While the prospects for economic growth for Guyana have accelerated since oil finds and sale of the commodity began, the environmental costs are being totted up and declared to be heading for the red.
In its April 2022 World Economic Outlook, the International Monetary Fund (IMF) projected a nearly 50 per cent rate of economic growth for Guyana, adding that the country is expected to record a 34.5 per cent increase in 2023 and a 3.7 per cent increase by 2027.
But, a new report placed by WiredJA News cites World Bank criticism of the Guyanese Government's offshore oil production arrangement with ExxonMobil based on safety, environmental concerns and inadequate payment.
Consequently, the World Bank has downgraded its rating of Guyana's oversight of the project, it was noted.
Meanwhile, the international body, the Institute for Energy Economics and Financial Analysis (IEEFA) has commented that Guyana is getting too little of the project revenue and is also at risk due to inadequate environmental and fiscal contract requirements.
In all, critics say Exxon's contract terms are lopsided. According to industry analysts at IHS Markit, an information services provider, "Exxon receives more than 85 per cent of the proceeds, the result of the government and public largely "absorbing Exxon's costs", according to the IEEFA, the WiredJA report stated.

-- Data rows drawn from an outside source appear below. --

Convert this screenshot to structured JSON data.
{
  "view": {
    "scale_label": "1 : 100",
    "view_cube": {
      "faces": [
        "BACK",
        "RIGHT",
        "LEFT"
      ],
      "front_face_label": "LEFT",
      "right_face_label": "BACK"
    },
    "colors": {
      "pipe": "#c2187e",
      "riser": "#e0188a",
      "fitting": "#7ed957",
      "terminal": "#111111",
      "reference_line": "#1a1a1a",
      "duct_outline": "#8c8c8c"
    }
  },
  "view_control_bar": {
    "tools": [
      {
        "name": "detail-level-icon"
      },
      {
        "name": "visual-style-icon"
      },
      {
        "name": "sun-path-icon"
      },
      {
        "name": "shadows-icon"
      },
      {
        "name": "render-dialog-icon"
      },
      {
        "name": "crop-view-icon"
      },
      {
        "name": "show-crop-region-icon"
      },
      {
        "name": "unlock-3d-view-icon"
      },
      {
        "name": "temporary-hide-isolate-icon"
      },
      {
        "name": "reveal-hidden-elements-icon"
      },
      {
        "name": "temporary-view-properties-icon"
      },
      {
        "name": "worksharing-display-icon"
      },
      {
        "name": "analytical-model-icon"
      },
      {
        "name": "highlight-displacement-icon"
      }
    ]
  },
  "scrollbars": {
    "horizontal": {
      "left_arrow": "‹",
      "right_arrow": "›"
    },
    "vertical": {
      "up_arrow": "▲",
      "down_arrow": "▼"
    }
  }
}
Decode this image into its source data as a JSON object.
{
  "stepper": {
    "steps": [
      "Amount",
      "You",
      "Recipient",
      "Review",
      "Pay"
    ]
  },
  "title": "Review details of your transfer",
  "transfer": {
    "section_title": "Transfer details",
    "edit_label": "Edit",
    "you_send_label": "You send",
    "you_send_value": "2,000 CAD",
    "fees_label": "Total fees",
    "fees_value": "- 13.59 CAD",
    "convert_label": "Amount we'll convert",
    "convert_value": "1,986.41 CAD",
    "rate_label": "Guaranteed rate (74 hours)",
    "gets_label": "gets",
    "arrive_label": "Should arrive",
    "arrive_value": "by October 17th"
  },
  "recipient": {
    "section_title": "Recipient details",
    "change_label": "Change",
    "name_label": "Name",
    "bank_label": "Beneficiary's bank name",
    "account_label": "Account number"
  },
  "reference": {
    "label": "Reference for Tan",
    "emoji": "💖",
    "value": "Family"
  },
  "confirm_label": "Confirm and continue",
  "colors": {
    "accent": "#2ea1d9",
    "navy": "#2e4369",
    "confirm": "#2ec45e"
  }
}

Guyana's oil reserves are estimated at over 11 billion barrels, the third-largest in Latin America and the Caribbean according to the IMF, and among the highest in the world relative to the country's population size.
But critics forecast a future of lost opportunities. Guyanese citizens have filed a constitutional climate case to challenge fossil fuel production which they say exacerbates global warming and threatens human rights.
WiredJA stated, "The case, before Guyana's Constitutional Court, claims that Guyana's approval of a massive, ExxonMobil-led oil and gas build-out off the country's coast violates the Government's legal duty to protect the rights to a healthy environment, sustainable development, and the rights of future generations. The case reflects a growing concern within Guyana regarding the risks oil extraction poses on a national, regional, and international level."
"An oil and gas industry is difficult to reconcile with [Guyana's] international environmental commitments and the constitution," comments Guyanese attorney-at-law Ronald Burch-Smith.
Among the charges against Exxon are inadequate safeguards for Liza 1, a project spanning more than 6million acres off the coast of Guyana that includes 17 additional prospects in the exploration and preparatory phases.
WiredJA said experts claim that Exxon in Guyana appears to be taking advantage of an unprepared government in one of the lowest-income nations in South America, "allowing the company to skirt necessary oversight".
In March 2022, the World Bank issued an interim report that found the country's rating had slipped from "Moderately Satisfactory" to "Moderately Unsatisfactory", the article said.
The World Bank said that while grant activities have been designed to help Guyana boost staff, experts, training and analysis at the Ministry of Natural Resources and Ministry of Finance, this came to a halt at the end of 2021. This is despite the fact that grants made to the country were expected to support work through 2024. Meanwhile, flaring pollution and other risks continue.